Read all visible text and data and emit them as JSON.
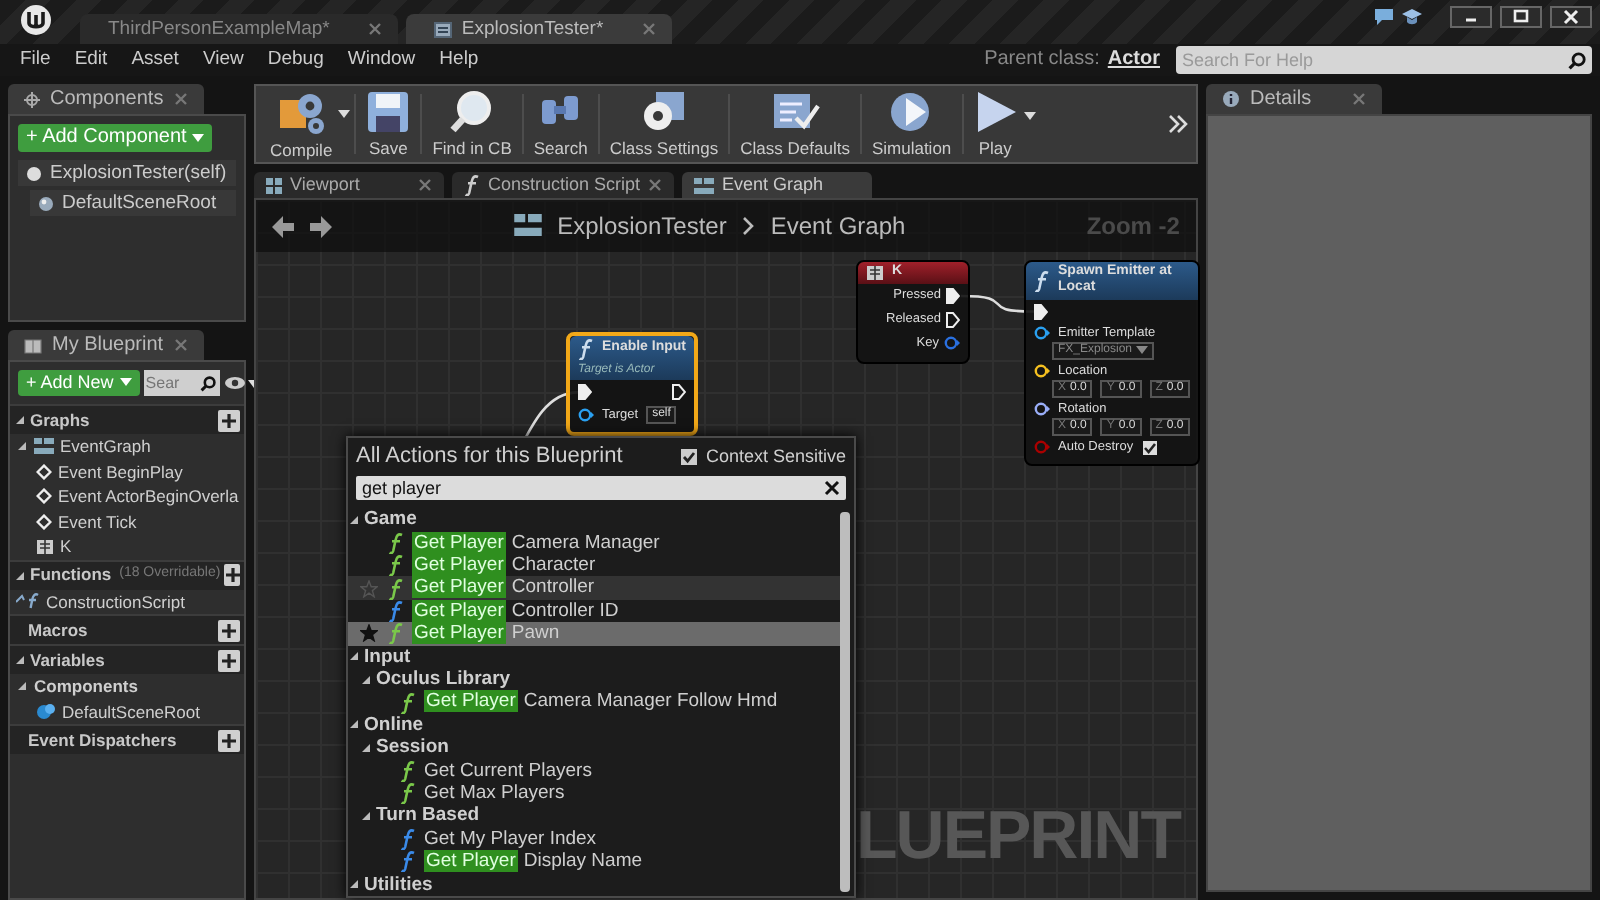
{
  "title_bar": {
    "tabs": [
      {
        "label": "ThirdPersonExampleMap*",
        "kind": "level",
        "selected": false
      },
      {
        "label": "ExplosionTester*",
        "kind": "blueprint",
        "selected": true
      }
    ]
  },
  "menu_bar": {
    "items": [
      "File",
      "Edit",
      "Asset",
      "View",
      "Debug",
      "Window",
      "Help"
    ],
    "parent_class_label": "Parent class:",
    "parent_class": "Actor",
    "help_search": {
      "placeholder": "Search For Help"
    }
  },
  "components_panel": {
    "tab": "Components",
    "add_button": "+ Add Component",
    "items": [
      {
        "label": "ExplosionTester(self)",
        "kind": "self"
      },
      {
        "label": "DefaultSceneRoot",
        "kind": "scene"
      }
    ]
  },
  "my_blueprint": {
    "tab": "My Blueprint",
    "add_button": "+ Add New",
    "search": {
      "placeholder": "Sear"
    },
    "sections": [
      {
        "label": "Graphs",
        "expanded": true,
        "addable": true,
        "items": [
          {
            "label": "EventGraph",
            "kind": "graph",
            "expanded": true,
            "children": [
              {
                "label": "Event BeginPlay",
                "kind": "event"
              },
              {
                "label": "Event ActorBeginOverla",
                "kind": "event"
              },
              {
                "label": "Event Tick",
                "kind": "event"
              },
              {
                "label": "K",
                "kind": "key"
              }
            ]
          }
        ]
      },
      {
        "label": "Functions",
        "note": "(18 Overridable)",
        "expanded": true,
        "addable": true,
        "items": [
          {
            "label": "ConstructionScript",
            "kind": "function"
          }
        ]
      },
      {
        "label": "Macros",
        "addable": true
      },
      {
        "label": "Variables",
        "expanded": true,
        "addable": true,
        "items": [
          {
            "label": "Components",
            "kind": "category",
            "expanded": true,
            "children": [
              {
                "label": "DefaultSceneRoot",
                "kind": "component"
              }
            ]
          }
        ]
      },
      {
        "label": "Event Dispatchers",
        "addable": true
      }
    ]
  },
  "toolbar": {
    "buttons": [
      {
        "label": "Compile",
        "kind": "compile",
        "dropdown": true
      },
      {
        "label": "Save",
        "kind": "save",
        "dropdown": false
      },
      {
        "label": "Find in CB",
        "kind": "find",
        "dropdown": false
      },
      {
        "label": "Search",
        "kind": "search",
        "dropdown": false
      },
      {
        "label": "Class Settings",
        "kind": "settings",
        "dropdown": false
      },
      {
        "label": "Class Defaults",
        "kind": "defaults",
        "dropdown": false
      },
      {
        "label": "Simulation",
        "kind": "simulate",
        "dropdown": false
      },
      {
        "label": "Play",
        "kind": "play",
        "dropdown": true
      }
    ]
  },
  "editor_tabs": [
    {
      "label": "Viewport",
      "kind": "viewport",
      "selected": false
    },
    {
      "label": "Construction Script",
      "kind": "function",
      "selected": false
    },
    {
      "label": "Event Graph",
      "kind": "graph",
      "selected": true
    }
  ],
  "graph": {
    "breadcrumb": [
      "ExplosionTester",
      "Event Graph"
    ],
    "zoom": "Zoom -2",
    "graph_type_label": "LUEPRINT",
    "nodes": [
      {
        "kind": "function",
        "title": "Enable Input",
        "subtitle": "Target is Actor",
        "selected": true,
        "exec_in_connected": true,
        "exec_out_connected": false,
        "inputs": [
          {
            "label": "Target",
            "kind": "object",
            "default": "self"
          }
        ]
      },
      {
        "kind": "event",
        "title": "K",
        "selected": false,
        "outputs": [
          {
            "label": "Pressed",
            "kind": "exec",
            "connected": true
          },
          {
            "label": "Released",
            "kind": "exec",
            "connected": false
          },
          {
            "label": "Key",
            "kind": "struct",
            "connected": false
          }
        ]
      },
      {
        "kind": "function",
        "title": "Spawn Emitter at Locat",
        "selected": false,
        "exec_in_connected": true,
        "inputs": [
          {
            "label": "Emitter Template",
            "kind": "object",
            "asset": "FX_Explosion"
          },
          {
            "label": "Location",
            "kind": "vector",
            "components": [
              {
                "axis": "X",
                "value": "0.0"
              },
              {
                "axis": "Y",
                "value": "0.0"
              },
              {
                "axis": "Z",
                "value": "0.0"
              }
            ]
          },
          {
            "label": "Rotation",
            "kind": "rotator",
            "components": [
              {
                "axis": "X",
                "value": "0.0"
              },
              {
                "axis": "Y",
                "value": "0.0"
              },
              {
                "axis": "Z",
                "value": "0.0"
              }
            ]
          },
          {
            "label": "Auto Destroy",
            "kind": "bool",
            "checked": true
          }
        ]
      }
    ],
    "action_menu": {
      "title": "All Actions for this Blueprint",
      "context_sensitive": {
        "label": "Context Sensitive",
        "checked": true
      },
      "search": {
        "value": "get player"
      },
      "tree": [
        {
          "kind": "category",
          "label": "Game",
          "expanded": true,
          "children": [
            {
              "kind": "action",
              "pure": true,
              "hovered": false,
              "selected": false,
              "parts": [
                {
                  "text": "Get Player",
                  "match": true
                },
                {
                  "text": "Camera Manager",
                  "match": false
                }
              ]
            },
            {
              "kind": "action",
              "pure": true,
              "hovered": false,
              "selected": false,
              "parts": [
                {
                  "text": "Get Player",
                  "match": true
                },
                {
                  "text": "Character",
                  "match": false
                }
              ]
            },
            {
              "kind": "action",
              "pure": true,
              "hovered": true,
              "selected": false,
              "parts": [
                {
                  "text": "Get Player",
                  "match": true
                },
                {
                  "text": "Controller",
                  "match": false
                }
              ]
            },
            {
              "kind": "action",
              "pure": false,
              "hovered": false,
              "selected": false,
              "parts": [
                {
                  "text": "Get Player",
                  "match": true
                },
                {
                  "text": "Controller ID",
                  "match": false
                }
              ]
            },
            {
              "kind": "action",
              "pure": true,
              "hovered": false,
              "selected": true,
              "parts": [
                {
                  "text": "Get Player",
                  "match": true
                },
                {
                  "text": "Pawn",
                  "match": false
                }
              ]
            }
          ]
        },
        {
          "kind": "category",
          "label": "Input",
          "expanded": true,
          "children": [
            {
              "kind": "category",
              "label": "Oculus Library",
              "expanded": true,
              "children": [
                {
                  "kind": "action",
                  "pure": true,
                  "hovered": false,
                  "selected": false,
                  "parts": [
                    {
                      "text": "Get Player",
                      "match": true
                    },
                    {
                      "text": "Camera Manager Follow Hmd",
                      "match": false
                    }
                  ]
                }
              ]
            }
          ]
        },
        {
          "kind": "category",
          "label": "Online",
          "expanded": true,
          "children": [
            {
              "kind": "category",
              "label": "Session",
              "expanded": true,
              "children": [
                {
                  "kind": "action",
                  "pure": true,
                  "hovered": false,
                  "selected": false,
                  "parts": [
                    {
                      "text": "Get Current Players",
                      "match": false
                    }
                  ]
                },
                {
                  "kind": "action",
                  "pure": true,
                  "hovered": false,
                  "selected": false,
                  "parts": [
                    {
                      "text": "Get Max Players",
                      "match": false
                    }
                  ]
                }
              ]
            },
            {
              "kind": "category",
              "label": "Turn Based",
              "expanded": true,
              "children": [
                {
                  "kind": "action",
                  "pure": false,
                  "hovered": false,
                  "selected": false,
                  "parts": [
                    {
                      "text": "Get My Player Index",
                      "match": false
                    }
                  ]
                },
                {
                  "kind": "action",
                  "pure": false,
                  "hovered": false,
                  "selected": false,
                  "parts": [
                    {
                      "text": "Get Player",
                      "match": true
                    },
                    {
                      "text": "Display Name",
                      "match": false
                    }
                  ]
                }
              ]
            }
          ]
        },
        {
          "kind": "category",
          "label": "Utilities",
          "expanded": true
        }
      ]
    }
  },
  "details_panel": {
    "tab": "Details"
  }
}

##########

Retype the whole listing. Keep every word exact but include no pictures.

Read all visible text and data and emit them as JSON.
{
  "title_bar": {
    "tabs": [
      {
        "label": "ThirdPersonExampleMap*",
        "kind": "level",
        "selected": false
      },
      {
        "label": "ExplosionTester*",
        "kind": "blueprint",
        "selected": true
      }
    ]
  },
  "menu_bar": {
    "items": [
      "File",
      "Edit",
      "Asset",
      "View",
      "Debug",
      "Window",
      "Help"
    ],
    "parent_class_label": "Parent class:",
    "parent_class": "Actor",
    "help_search": {
      "placeholder": "Search For Help"
    }
  },
  "components_panel": {
    "tab": "Components",
    "add_button": "+ Add Component",
    "items": [
      {
        "label": "ExplosionTester(self)",
        "kind": "self"
      },
      {
        "label": "DefaultSceneRoot",
        "kind": "scene"
      }
    ]
  },
  "my_blueprint": {
    "tab": "My Blueprint",
    "add_button": "+ Add New",
    "search": {
      "placeholder": "Sear"
    },
    "sections": [
      {
        "label": "Graphs",
        "expanded": true,
        "addable": true,
        "items": [
          {
            "label": "EventGraph",
            "kind": "graph",
            "expanded": true,
            "children": [
              {
                "label": "Event BeginPlay",
                "kind": "event"
              },
              {
                "label": "Event ActorBeginOverla",
                "kind": "event"
              },
              {
                "label": "Event Tick",
                "kind": "event"
              },
              {
                "label": "K",
                "kind": "key"
              }
            ]
          }
        ]
      },
      {
        "label": "Functions",
        "note": "(18 Overridable)",
        "expanded": true,
        "addable": true,
        "items": [
          {
            "label": "ConstructionScript",
            "kind": "function"
          }
        ]
      },
      {
        "label": "Macros",
        "addable": true
      },
      {
        "label": "Variables",
        "expanded": true,
        "addable": true,
        "items": [
          {
            "label": "Components",
            "kind": "category",
            "expanded": true,
            "children": [
              {
                "label": "DefaultSceneRoot",
                "kind": "component"
              }
            ]
          }
        ]
      },
      {
        "label": "Event Dispatchers",
        "addable": true
      }
    ]
  },
  "toolbar": {
    "buttons": [
      {
        "label": "Compile",
        "kind": "compile",
        "dropdown": true
      },
      {
        "label": "Save",
        "kind": "save",
        "dropdown": false
      },
      {
        "label": "Find in CB",
        "kind": "find",
        "dropdown": false
      },
      {
        "label": "Search",
        "kind": "search",
        "dropdown": false
      },
      {
        "label": "Class Settings",
        "kind": "settings",
        "dropdown": false
      },
      {
        "label": "Class Defaults",
        "kind": "defaults",
        "dropdown": false
      },
      {
        "label": "Simulation",
        "kind": "simulate",
        "dropdown": false
      },
      {
        "label": "Play",
        "kind": "play",
        "dropdown": true
      }
    ]
  },
  "editor_tabs": [
    {
      "label": "Viewport",
      "kind": "viewport",
      "selected": false
    },
    {
      "label": "Construction Script",
      "kind": "function",
      "selected": false
    },
    {
      "label": "Event Graph",
      "kind": "graph",
      "selected": true
    }
  ],
  "graph": {
    "breadcrumb": [
      "ExplosionTester",
      "Event Graph"
    ],
    "zoom": "Zoom -2",
    "graph_type_label": "LUEPRINT",
    "nodes": [
      {
        "kind": "function",
        "title": "Enable Input",
        "subtitle": "Target is Actor",
        "selected": true,
        "exec_in_connected": true,
        "exec_out_connected": false,
        "inputs": [
          {
            "label": "Target",
            "kind": "object",
            "default": "self"
          }
        ]
      },
      {
        "kind": "event",
        "title": "K",
        "selected": false,
        "outputs": [
          {
            "label": "Pressed",
            "kind": "exec",
            "connected": true
          },
          {
            "label": "Released",
            "kind": "exec",
            "connected": false
          },
          {
            "label": "Key",
            "kind": "struct",
            "connected": false
          }
        ]
      },
      {
        "kind": "function",
        "title": "Spawn Emitter at Locat",
        "selected": false,
        "exec_in_connected": true,
        "inputs": [
          {
            "label": "Emitter Template",
            "kind": "object",
            "asset": "FX_Explosion"
          },
          {
            "label": "Location",
            "kind": "vector",
            "components": [
              {
                "axis": "X",
                "value": "0.0"
              },
              {
                "axis": "Y",
                "value": "0.0"
              },
              {
                "axis": "Z",
                "value": "0.0"
              }
            ]
          },
          {
            "label": "Rotation",
            "kind": "rotator",
            "components": [
              {
                "axis": "X",
                "value": "0.0"
              },
              {
                "axis": "Y",
                "value": "0.0"
              },
              {
                "axis": "Z",
                "value": "0.0"
              }
            ]
          },
          {
            "label": "Auto Destroy",
            "kind": "bool",
            "checked": true
          }
        ]
      }
    ],
    "action_menu": {
      "title": "All Actions for this Blueprint",
      "context_sensitive": {
        "label": "Context Sensitive",
        "checked": true
      },
      "search": {
        "value": "get player"
      },
      "tree": [
        {
          "kind": "category",
          "label": "Game",
          "expanded": true,
          "children": [
            {
              "kind": "action",
              "pure": true,
              "hovered": false,
              "selected": false,
              "parts": [
                {
                  "text": "Get Player",
                  "match": true
                },
                {
                  "text": "Camera Manager",
                  "match": false
                }
              ]
            },
            {
              "kind": "action",
              "pure": true,
              "hovered": false,
              "selected": false,
              "parts": [
                {
                  "text": "Get Player",
                  "match": true
                },
                {
                  "text": "Character",
                  "match": false
                }
              ]
            },
            {
              "kind": "action",
              "pure": true,
              "hovered": true,
              "selected": false,
              "parts": [
                {
                  "text": "Get Player",
                  "match": true
                },
                {
                  "text": "Controller",
                  "match": false
                }
              ]
            },
            {
              "kind": "action",
              "pure": false,
              "hovered": false,
              "selected": false,
              "parts": [
                {
                  "text": "Get Player",
                  "match": true
                },
                {
                  "text": "Controller ID",
                  "match": false
                }
              ]
            },
            {
              "kind": "action",
              "pure": true,
              "hovered": false,
              "selected": true,
              "parts": [
                {
                  "text": "Get Player",
                  "match": true
                },
                {
                  "text": "Pawn",
                  "match": false
                }
              ]
            }
          ]
        },
        {
          "kind": "category",
          "label": "Input",
          "expanded": true,
          "children": [
            {
              "kind": "category",
              "label": "Oculus Library",
              "expanded": true,
              "children": [
                {
                  "kind": "action",
                  "pure": true,
                  "hovered": false,
                  "selected": false,
                  "parts": [
                    {
                      "text": "Get Player",
                      "match": true
                    },
                    {
                      "text": "Camera Manager Follow Hmd",
                      "match": false
                    }
                  ]
                }
              ]
            }
          ]
        },
        {
          "kind": "category",
          "label": "Online",
          "expanded": true,
          "children": [
            {
              "kind": "category",
              "label": "Session",
              "expanded": true,
              "children": [
                {
                  "kind": "action",
                  "pure": true,
                  "hovered": false,
                  "selected": false,
                  "parts": [
                    {
                      "text": "Get Current Players",
                      "match": false
                    }
                  ]
                },
                {
                  "kind": "action",
                  "pure": true,
                  "hovered": false,
                  "selected": false,
                  "parts": [
                    {
                      "text": "Get Max Players",
                      "match": false
                    }
                  ]
                }
              ]
            },
            {
              "kind": "category",
              "label": "Turn Based",
              "expanded": true,
              "children": [
                {
                  "kind": "action",
                  "pure": false,
                  "hovered": false,
                  "selected": false,
                  "parts": [
                    {
                      "text": "Get My Player Index",
                      "match": false
                    }
                  ]
                },
                {
                  "kind": "action",
                  "pure": false,
                  "hovered": false,
                  "selected": false,
                  "parts": [
                    {
                      "text": "Get Player",
                      "match": true
                    },
                    {
                      "text": "Display Name",
                      "match": false
                    }
                  ]
                }
              ]
            }
          ]
        },
        {
          "kind": "category",
          "label": "Utilities",
          "expanded": true
        }
      ]
    }
  },
  "details_panel": {
    "tab": "Details"
  }
}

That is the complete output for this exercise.